This holiday is typically celebrated by persons of Latinx heritage, involves family and friends gathering to pay respects and to remember friends and family members who have died. These celebrations can take a humorous tone, as celebrants remember funny events and anecdotes about the departed.
Think About Your Costume Choice Before You Commit To It
Halloween is upon us again, and as such it’s time to consider our costume choices and know that some may be deemed as an offensive Halloween costume.
Here are some questions to ask before dressing your kids (or yourself) this Halloween:
- Does the costume make a reference to a culture that is not my own? (a headdress, turban, or kimono).
- Does the costume include religious or spiritual symbols?
- Does the costume require you or your child to change the color of their skin to resemble someone? (You can dress as Beyoncé for example without coloring your skin).

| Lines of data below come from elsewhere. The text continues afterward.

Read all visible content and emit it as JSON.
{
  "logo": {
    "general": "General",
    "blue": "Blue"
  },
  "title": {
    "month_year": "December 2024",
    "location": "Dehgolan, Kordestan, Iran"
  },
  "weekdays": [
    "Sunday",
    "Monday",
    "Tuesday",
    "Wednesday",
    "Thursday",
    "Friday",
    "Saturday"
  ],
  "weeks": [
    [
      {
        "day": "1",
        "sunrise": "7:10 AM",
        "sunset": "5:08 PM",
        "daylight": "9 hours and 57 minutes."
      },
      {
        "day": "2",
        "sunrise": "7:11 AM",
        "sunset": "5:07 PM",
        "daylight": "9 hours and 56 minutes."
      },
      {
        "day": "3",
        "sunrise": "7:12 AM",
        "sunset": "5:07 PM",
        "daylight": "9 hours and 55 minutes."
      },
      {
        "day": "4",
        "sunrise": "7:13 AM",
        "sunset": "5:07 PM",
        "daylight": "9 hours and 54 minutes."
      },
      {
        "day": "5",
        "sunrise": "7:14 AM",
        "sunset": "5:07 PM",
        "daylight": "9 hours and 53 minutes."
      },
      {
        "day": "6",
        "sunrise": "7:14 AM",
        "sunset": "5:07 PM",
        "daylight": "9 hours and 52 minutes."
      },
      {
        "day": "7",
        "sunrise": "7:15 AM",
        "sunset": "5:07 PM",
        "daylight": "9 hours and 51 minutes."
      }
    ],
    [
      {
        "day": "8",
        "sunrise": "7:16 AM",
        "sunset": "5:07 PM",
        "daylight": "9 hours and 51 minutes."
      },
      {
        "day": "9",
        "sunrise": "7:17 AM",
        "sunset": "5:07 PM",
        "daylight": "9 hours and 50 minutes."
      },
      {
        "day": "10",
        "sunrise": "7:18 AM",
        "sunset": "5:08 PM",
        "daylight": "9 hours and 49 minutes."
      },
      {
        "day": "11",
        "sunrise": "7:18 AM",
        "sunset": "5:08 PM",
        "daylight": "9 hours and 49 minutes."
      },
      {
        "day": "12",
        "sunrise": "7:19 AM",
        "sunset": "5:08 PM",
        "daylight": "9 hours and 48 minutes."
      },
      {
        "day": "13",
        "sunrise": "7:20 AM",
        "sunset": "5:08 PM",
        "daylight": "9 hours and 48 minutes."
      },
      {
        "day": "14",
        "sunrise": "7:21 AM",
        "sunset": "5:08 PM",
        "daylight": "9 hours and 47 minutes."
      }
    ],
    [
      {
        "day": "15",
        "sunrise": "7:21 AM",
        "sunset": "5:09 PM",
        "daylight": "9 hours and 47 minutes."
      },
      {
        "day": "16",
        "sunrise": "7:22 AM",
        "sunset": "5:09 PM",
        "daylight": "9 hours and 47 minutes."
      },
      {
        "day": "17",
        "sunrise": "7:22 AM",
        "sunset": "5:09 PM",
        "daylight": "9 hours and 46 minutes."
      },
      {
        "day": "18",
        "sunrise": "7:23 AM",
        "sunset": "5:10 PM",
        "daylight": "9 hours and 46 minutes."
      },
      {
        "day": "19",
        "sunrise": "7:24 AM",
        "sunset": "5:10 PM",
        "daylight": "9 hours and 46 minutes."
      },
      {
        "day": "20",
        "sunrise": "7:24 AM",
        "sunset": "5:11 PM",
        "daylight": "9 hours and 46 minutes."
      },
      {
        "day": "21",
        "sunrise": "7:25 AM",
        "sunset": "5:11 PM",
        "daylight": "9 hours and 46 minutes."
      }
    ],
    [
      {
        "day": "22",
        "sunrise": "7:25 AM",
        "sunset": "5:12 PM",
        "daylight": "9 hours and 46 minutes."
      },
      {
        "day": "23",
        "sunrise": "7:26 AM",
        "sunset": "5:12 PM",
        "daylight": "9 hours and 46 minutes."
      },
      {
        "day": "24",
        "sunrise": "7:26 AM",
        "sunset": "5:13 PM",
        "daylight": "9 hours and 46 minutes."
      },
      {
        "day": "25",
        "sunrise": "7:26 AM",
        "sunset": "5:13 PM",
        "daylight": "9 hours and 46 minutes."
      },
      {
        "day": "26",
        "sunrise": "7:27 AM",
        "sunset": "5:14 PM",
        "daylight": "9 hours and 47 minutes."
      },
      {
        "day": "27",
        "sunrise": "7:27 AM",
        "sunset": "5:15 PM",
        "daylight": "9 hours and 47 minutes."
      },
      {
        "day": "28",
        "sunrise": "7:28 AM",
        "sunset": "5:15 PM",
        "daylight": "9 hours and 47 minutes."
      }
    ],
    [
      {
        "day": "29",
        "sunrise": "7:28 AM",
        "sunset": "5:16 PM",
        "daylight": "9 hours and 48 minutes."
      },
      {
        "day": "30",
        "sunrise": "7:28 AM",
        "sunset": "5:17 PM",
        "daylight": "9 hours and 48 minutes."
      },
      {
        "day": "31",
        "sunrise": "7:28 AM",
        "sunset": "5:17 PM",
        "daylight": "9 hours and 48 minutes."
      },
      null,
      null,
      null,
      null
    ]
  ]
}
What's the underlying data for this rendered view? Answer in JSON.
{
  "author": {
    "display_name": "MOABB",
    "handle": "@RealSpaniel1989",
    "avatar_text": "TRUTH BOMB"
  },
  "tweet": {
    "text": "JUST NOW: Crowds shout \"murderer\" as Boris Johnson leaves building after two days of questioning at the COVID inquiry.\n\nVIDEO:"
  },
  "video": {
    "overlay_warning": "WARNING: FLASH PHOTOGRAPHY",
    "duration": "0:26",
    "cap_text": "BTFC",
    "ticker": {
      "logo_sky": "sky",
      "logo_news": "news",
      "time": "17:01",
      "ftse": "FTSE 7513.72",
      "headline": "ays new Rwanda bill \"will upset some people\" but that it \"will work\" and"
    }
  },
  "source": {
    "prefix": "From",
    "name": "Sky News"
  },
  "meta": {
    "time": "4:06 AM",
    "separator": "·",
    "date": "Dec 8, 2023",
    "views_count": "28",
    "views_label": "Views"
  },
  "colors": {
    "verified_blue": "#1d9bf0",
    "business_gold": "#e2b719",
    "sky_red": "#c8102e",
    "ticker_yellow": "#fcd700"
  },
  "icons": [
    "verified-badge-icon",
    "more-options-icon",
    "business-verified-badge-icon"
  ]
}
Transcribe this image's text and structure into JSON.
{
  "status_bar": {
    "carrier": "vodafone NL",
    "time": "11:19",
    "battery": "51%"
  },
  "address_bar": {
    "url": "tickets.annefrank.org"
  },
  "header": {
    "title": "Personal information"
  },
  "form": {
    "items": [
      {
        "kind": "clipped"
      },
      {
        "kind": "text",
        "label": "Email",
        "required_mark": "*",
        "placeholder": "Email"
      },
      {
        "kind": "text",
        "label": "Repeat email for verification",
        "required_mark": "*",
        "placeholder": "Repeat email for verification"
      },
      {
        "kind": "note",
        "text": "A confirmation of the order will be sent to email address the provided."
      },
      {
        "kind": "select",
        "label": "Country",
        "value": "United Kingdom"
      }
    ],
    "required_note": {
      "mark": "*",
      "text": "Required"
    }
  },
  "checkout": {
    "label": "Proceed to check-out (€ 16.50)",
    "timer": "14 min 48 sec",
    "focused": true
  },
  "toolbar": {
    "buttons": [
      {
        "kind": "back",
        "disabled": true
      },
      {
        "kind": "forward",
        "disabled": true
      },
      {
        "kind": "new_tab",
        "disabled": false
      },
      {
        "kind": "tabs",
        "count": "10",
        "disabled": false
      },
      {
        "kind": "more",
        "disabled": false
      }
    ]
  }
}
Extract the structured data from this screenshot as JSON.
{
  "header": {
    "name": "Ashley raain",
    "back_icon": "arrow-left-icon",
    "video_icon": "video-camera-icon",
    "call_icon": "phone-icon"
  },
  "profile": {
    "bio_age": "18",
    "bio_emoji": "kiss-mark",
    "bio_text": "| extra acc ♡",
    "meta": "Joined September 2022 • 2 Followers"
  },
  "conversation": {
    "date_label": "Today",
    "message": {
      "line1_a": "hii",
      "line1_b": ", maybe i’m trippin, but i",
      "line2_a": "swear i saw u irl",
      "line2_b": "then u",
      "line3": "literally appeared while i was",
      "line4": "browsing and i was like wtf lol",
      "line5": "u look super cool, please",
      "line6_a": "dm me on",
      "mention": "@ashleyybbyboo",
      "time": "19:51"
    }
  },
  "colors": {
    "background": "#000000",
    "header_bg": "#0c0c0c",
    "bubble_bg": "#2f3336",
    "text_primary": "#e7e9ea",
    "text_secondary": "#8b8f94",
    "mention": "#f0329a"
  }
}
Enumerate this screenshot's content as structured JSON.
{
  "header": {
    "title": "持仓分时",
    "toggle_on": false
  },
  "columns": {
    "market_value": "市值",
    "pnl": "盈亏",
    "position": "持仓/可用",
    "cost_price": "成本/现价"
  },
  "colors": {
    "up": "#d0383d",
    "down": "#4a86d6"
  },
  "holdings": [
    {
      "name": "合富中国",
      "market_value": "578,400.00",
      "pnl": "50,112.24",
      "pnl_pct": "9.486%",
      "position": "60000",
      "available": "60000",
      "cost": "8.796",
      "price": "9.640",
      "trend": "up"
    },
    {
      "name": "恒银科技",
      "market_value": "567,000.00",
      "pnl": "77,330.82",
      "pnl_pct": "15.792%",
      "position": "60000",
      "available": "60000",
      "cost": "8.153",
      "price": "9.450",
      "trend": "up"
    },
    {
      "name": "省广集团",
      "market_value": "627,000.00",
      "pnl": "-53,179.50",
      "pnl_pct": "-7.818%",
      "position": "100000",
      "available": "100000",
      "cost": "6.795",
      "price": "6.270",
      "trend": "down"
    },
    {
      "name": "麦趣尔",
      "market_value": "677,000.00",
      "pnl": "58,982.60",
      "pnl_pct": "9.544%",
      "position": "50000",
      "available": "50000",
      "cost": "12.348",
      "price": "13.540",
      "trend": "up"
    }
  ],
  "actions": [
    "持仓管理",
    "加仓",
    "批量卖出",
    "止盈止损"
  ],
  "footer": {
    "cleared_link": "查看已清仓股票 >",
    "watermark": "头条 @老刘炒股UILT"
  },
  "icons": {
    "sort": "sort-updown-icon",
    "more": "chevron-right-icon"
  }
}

- Does the costume represent a stereotype or generalization about a group of people (Indigenous people (Indians))?
Is the costume based on tragic historical events or violent acts that actually took place?
If you answered yes to any of these questions, you might want to consider another costume. Instead, consider fictional or imaginary characters like Cinderella, Superheroes, even the Golden Girls. Use your imagination!
And have a happy Halloween!
Dr. Kimberly Martin
INDIGENOUS PEOPLES' DAY
Kimberly Martin, PhD, Diversity Equity & Inclusion Coordinator at Royal Oak Schools wants to share with you this month the meaning of Indigenous Peoples' Day.
Indigenous Peoples' Day is a holiday that celebrates and honors Native American Peoples and commemorates their histories and cultures. It began in 1992 in Berkley, California, as a way to honor Indigenous people, as well as recognize their contributions to American history. It is celebrated the same day as Columbus Day to bring attention to the controversial history of Columbus himself. Currently, about 37 states celebrate and recognize Indigenous Peoples' Day.
To find out more about it, click here. And, celebrate Indigenous Peoples' day Monday, October 11th!
Kimberly Martin, PhD, Diversity Equity & Inclusion Coordinator at Royal Oak Schools wants to share with you this month an article on how being racially diverse in school can benefit all. Here's a snippet of the article:
"Today, school integration—using new, more legally and politically palatable approaches—is getting a second look as an educational reform strategy. For one thing, policymakers and scholars across the political spectrum are beginning to realize that ignoring the social science research on the negative effects of concentrated school poverty is not working to close large achievement gaps between races and economic groups."
"Many middle-class Millennials say they find suburban life sterile and prefer walkable communities. One poll, the authors note, found that 77 percent of Millennials expressed a preference for urban life. This development raises new possibilities for integrated schooling."
Get to know Dr. Kim!
Learning for Justice
Learning for Justice is a website considered to be a great resource for families, teachers, everyone when it comes to all things diversity-related.